Mark Kirk’s latest campaign ad, “Deficit Hawk,” is an exercise in implication and innuendo.
“Quinn and Giannoulias agree: your taxes should go up,” the ad begins. “Alexi supports higher state and federal income taxes.”
By omitting the full details of Giannoulias’s position on income taxes, Kirk gives the impression -- intentionally, for sure -- that his opponent agrees with Gov. Quinn’s proposal to raise the state income tax from 3 percent to 4 percent.
For that, we have to rate this ad “Kinda Truthy.”
The ad uses this quote from Giannoulias’s appearance before the Illinois Education Association: “I have repeatedly said from Day One as your state treasurer, that while politically it’s not the smartest thing to say, we need an income tax increase.”

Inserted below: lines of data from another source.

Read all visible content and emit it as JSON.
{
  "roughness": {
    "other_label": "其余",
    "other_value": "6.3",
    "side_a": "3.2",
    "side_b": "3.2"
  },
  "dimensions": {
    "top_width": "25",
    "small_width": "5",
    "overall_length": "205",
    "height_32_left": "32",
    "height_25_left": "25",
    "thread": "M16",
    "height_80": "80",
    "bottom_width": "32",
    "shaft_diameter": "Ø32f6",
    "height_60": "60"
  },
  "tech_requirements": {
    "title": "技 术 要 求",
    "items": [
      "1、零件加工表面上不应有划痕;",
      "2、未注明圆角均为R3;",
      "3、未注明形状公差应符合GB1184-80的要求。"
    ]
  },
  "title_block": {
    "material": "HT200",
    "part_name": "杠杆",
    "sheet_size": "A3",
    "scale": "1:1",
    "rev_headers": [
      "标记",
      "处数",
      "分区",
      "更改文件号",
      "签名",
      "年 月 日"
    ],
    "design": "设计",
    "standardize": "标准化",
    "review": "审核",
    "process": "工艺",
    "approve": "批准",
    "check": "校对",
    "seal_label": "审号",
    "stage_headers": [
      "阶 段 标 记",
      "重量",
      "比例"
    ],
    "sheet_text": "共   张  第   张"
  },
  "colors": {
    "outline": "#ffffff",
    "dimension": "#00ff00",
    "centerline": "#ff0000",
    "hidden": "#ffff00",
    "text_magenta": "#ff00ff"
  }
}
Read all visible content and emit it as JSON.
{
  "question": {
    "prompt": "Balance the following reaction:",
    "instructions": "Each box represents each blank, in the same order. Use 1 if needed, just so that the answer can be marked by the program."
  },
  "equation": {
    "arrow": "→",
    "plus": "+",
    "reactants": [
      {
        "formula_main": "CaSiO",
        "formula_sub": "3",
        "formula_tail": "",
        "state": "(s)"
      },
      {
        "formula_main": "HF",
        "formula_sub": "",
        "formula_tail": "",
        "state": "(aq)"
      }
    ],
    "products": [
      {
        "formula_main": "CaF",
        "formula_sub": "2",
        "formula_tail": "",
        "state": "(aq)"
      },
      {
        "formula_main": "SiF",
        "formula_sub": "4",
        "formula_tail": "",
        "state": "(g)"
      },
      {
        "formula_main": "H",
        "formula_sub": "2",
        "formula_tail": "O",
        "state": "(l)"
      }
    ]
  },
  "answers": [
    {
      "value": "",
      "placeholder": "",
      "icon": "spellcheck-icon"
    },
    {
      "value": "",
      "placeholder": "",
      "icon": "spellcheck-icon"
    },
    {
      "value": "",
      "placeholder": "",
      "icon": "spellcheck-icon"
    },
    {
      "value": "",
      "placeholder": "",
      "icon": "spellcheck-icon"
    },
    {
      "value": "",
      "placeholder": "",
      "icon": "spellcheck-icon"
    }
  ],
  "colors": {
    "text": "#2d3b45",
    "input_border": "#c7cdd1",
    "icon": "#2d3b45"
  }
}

Giannoulias has repeatedly said that he favors an income tax increase coupled with a decrease in property taxes, as a way of making Illinois’s school funding system fairer. Quinn has only called for an income tax increase. Here’s what Giannoulias told Don Wade & Roma on August 13:
Wade: What about that income tax raise?
Giannoulias: You couple that, after you have the property tax decrease, with a slight increase in the state income tax, so that we have a more equitable school system. Our funding mechanism, even you guys would have to agree with that - the quality of your education here in Illinois is based on how nice the homes are in the neighborhood.
The charge that Giannoulias favors higher federal income taxes is true, to the extent that the candidate favors allowing the Bush tax cuts for the wealthiest 2 percent of Americans to expire.
The ad concludes with the statement “wealthy Giannoulias paid no taxes last year.” That’s a recitation of aChicago Tribuneheadline, which is displayed onscreen.
That part is true. To quote the Tribune article: “Democratic U.S. Senate candidate Alexi Giannoulias didn’t have to pay any state and federal income taxes last year because of big losses tied to his family’s failed Broadway Bank.” Giannoulias did announce he would donate his $30,000 tax return to charity.
As every politician knows, there’s a difference between “lying” and “not providing all the facts.” In this ad, Mark Kirk tried to use that gray area to his advantage.